Exercise objective:
From the first line to the last, reproduce the data exactly.

☆ ☆ ☆ ☆ ☆

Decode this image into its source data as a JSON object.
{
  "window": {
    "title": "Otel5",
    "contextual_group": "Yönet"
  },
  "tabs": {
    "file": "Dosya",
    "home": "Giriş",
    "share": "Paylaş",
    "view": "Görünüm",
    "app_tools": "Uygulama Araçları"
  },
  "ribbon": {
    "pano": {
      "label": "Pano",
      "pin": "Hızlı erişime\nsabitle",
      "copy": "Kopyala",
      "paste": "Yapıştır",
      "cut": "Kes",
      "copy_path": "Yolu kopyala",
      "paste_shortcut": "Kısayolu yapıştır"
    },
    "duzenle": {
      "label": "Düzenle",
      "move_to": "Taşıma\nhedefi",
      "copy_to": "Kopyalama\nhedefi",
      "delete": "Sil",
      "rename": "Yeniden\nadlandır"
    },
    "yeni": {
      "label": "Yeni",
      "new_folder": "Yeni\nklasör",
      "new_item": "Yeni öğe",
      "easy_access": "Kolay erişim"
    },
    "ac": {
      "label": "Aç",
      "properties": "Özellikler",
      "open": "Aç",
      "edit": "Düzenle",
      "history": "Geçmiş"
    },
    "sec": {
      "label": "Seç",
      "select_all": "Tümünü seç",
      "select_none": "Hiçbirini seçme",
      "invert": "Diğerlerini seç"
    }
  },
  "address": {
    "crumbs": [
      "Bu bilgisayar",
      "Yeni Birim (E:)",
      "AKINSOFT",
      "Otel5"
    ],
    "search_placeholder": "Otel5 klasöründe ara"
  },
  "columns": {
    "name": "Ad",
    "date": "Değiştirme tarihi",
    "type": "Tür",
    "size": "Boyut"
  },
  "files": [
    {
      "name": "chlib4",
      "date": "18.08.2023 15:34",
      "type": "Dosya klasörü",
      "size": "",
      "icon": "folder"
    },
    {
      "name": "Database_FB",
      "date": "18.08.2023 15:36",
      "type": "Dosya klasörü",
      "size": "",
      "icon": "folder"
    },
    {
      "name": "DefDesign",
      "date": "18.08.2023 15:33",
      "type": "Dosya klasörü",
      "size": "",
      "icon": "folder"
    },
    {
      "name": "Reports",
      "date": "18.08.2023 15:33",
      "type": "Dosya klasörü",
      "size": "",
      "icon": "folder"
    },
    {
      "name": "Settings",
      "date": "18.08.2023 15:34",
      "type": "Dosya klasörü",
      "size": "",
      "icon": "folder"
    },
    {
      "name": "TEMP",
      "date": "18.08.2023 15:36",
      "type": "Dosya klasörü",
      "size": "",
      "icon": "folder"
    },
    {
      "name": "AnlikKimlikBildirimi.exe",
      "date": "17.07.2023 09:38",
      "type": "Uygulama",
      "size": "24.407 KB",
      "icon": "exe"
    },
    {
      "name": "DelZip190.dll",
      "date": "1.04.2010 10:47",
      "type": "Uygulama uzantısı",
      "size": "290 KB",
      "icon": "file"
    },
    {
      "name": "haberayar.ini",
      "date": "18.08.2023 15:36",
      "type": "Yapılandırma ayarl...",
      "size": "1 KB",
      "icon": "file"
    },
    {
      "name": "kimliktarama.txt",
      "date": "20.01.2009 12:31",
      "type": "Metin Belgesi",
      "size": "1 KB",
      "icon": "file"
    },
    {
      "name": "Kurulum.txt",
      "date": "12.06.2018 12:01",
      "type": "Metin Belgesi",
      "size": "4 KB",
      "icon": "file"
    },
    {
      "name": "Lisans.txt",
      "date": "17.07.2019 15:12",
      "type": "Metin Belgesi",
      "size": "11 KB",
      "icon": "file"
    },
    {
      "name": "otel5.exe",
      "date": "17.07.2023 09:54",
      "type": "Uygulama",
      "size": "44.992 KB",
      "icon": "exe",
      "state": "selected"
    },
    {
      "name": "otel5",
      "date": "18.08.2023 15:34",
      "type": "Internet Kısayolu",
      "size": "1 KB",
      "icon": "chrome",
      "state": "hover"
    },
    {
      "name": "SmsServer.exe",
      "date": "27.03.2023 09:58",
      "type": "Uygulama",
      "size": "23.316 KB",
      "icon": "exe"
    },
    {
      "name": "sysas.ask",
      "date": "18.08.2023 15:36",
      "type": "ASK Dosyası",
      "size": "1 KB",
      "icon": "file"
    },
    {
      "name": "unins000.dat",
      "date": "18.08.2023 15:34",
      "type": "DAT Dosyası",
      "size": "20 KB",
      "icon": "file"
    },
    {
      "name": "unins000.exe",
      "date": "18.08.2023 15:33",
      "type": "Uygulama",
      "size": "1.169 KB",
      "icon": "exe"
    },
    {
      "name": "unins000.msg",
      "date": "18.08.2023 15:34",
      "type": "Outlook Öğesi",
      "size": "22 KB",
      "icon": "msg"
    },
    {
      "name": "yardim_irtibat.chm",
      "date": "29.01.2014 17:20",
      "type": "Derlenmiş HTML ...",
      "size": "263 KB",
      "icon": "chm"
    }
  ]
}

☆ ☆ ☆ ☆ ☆

Solved problem:
Decode this image into its source data as a JSON object.
{
  "window": {
    "title": "Otel5",
    "contextual_group": "Yönet"
  },
  "tabs": {
    "file": "Dosya",
    "home": "Giriş",
    "share": "Paylaş",
    "view": "Görünüm",
    "app_tools": "Uygulama Araçları"
  },
  "ribbon": {
    "pano": {
      "label": "Pano",
      "pin": "Hızlı erişime\nsabitle",
      "copy": "Kopyala",
      "paste": "Yapıştır",
      "cut": "Kes",
      "copy_path": "Yolu kopyala",
      "paste_shortcut": "Kısayolu yapıştır"
    },
    "duzenle": {
      "label": "Düzenle",
      "move_to": "Taşıma\nhedefi",
      "copy_to": "Kopyalama\nhedefi",
      "delete": "Sil",
      "rename": "Yeniden\nadlandır"
    },
    "yeni": {
      "label": "Yeni",
      "new_folder": "Yeni\nklasör",
      "new_item": "Yeni öğe",
      "easy_access": "Kolay erişim"
    },
    "ac": {
      "label": "Aç",
      "properties": "Özellikler",
      "open": "Aç",
      "edit": "Düzenle",
      "history": "Geçmiş"
    },
    "sec": {
      "label": "Seç",
      "select_all": "Tümünü seç",
      "select_none": "Hiçbirini seçme",
      "invert": "Diğerlerini seç"
    }
  },
  "address": {
    "crumbs": [
      "Bu bilgisayar",
      "Yeni Birim (E:)",
      "AKINSOFT",
      "Otel5"
    ],
    "search_placeholder": "Otel5 klasöründe ara"
  },
  "columns": {
    "name": "Ad",
    "date": "Değiştirme tarihi",
    "type": "Tür",
    "size": "Boyut"
  },
  "files": [
    {
      "name": "chlib4",
      "date": "18.08.2023 15:34",
      "type": "Dosya klasörü",
      "size": "",
      "icon": "folder"
    },
    {
      "name": "Database_FB",
      "date": "18.08.2023 15:36",
      "type": "Dosya klasörü",
      "size": "",
      "icon": "folder"
    },
    {
      "name": "DefDesign",
      "date": "18.08.2023 15:33",
      "type": "Dosya klasörü",
      "size": "",
      "icon": "folder"
    },
    {
      "name": "Reports",
      "date": "18.08.2023 15:33",
      "type": "Dosya klasörü",
      "size": "",
      "icon": "folder"
    },
    {
      "name": "Settings",
      "date": "18.08.2023 15:34",
      "type": "Dosya klasörü",
      "size": "",
      "icon": "folder"
    },
    {
      "name": "TEMP",
      "date": "18.08.2023 15:36",
      "type": "Dosya klasörü",
      "size": "",
      "icon": "folder"
    },
    {
      "name": "AnlikKimlikBildirimi.exe",
      "date": "17.07.2023 09:38",
      "type": "Uygulama",
      "size": "24.407 KB",
      "icon": "exe"
    },
    {
      "name": "DelZip190.dll",
      "date": "1.04.2010 10:47",
      "type": "Uygulama uzantısı",
      "size": "290 KB",
      "icon": "file"
    },
    {
      "name": "haberayar.ini",
      "date": "18.08.2023 15:36",
      "type": "Yapılandırma ayarl...",
      "size": "1 KB",
      "icon": "file"
    },
    {
      "name": "kimliktarama.txt",
      "date": "20.01.2009 12:31",
      "type": "Metin Belgesi",
      "size": "1 KB",
      "icon": "file"
    },
    {
      "name": "Kurulum.txt",
      "date": "12.06.2018 12:01",
      "type": "Metin Belgesi",
      "size": "4 KB",
      "icon": "file"
    },
    {
      "name": "Lisans.txt",
      "date": "17.07.2019 15:12",
      "type": "Metin Belgesi",
      "size": "11 KB",
      "icon": "file"
    },
    {
      "name": "otel5.exe",
      "date": "17.07.2023 09:54",
      "type": "Uygulama",
      "size": "44.992 KB",
      "icon": "exe",
      "state": "selected"
    },
    {
      "name": "otel5",
      "date": "18.08.2023 15:34",
      "type": "Internet Kısayolu",
      "size": "1 KB",
      "icon": "chrome",
      "state": "hover"
    },
    {
      "name": "SmsServer.exe",
      "date": "27.03.2023 09:58",
      "type": "Uygulama",
      "size": "23.316 KB",
      "icon": "exe"
    },
    {
      "name": "sysas.ask",
      "date": "18.08.2023 15:36",
      "type": "ASK Dosyası",
      "size": "1 KB",
      "icon": "file"
    },
    {
      "name": "unins000.dat",
      "date": "18.08.2023 15:34",
      "type": "DAT Dosyası",
      "size": "20 KB",
      "icon": "file"
    },
    {
      "name": "unins000.exe",
      "date": "18.08.2023 15:33",
      "type": "Uygulama",
      "size": "1.169 KB",
      "icon": "exe"
    },
    {
      "name": "unins000.msg",
      "date": "18.08.2023 15:34",
      "type": "Outlook Öğesi",
      "size": "22 KB",
      "icon": "msg"
    },
    {
      "name": "yardim_irtibat.chm",
      "date": "29.01.2014 17:20",
      "type": "Derlenmiş HTML ...",
      "size": "263 KB",
      "icon": "chm"
    }
  ]
}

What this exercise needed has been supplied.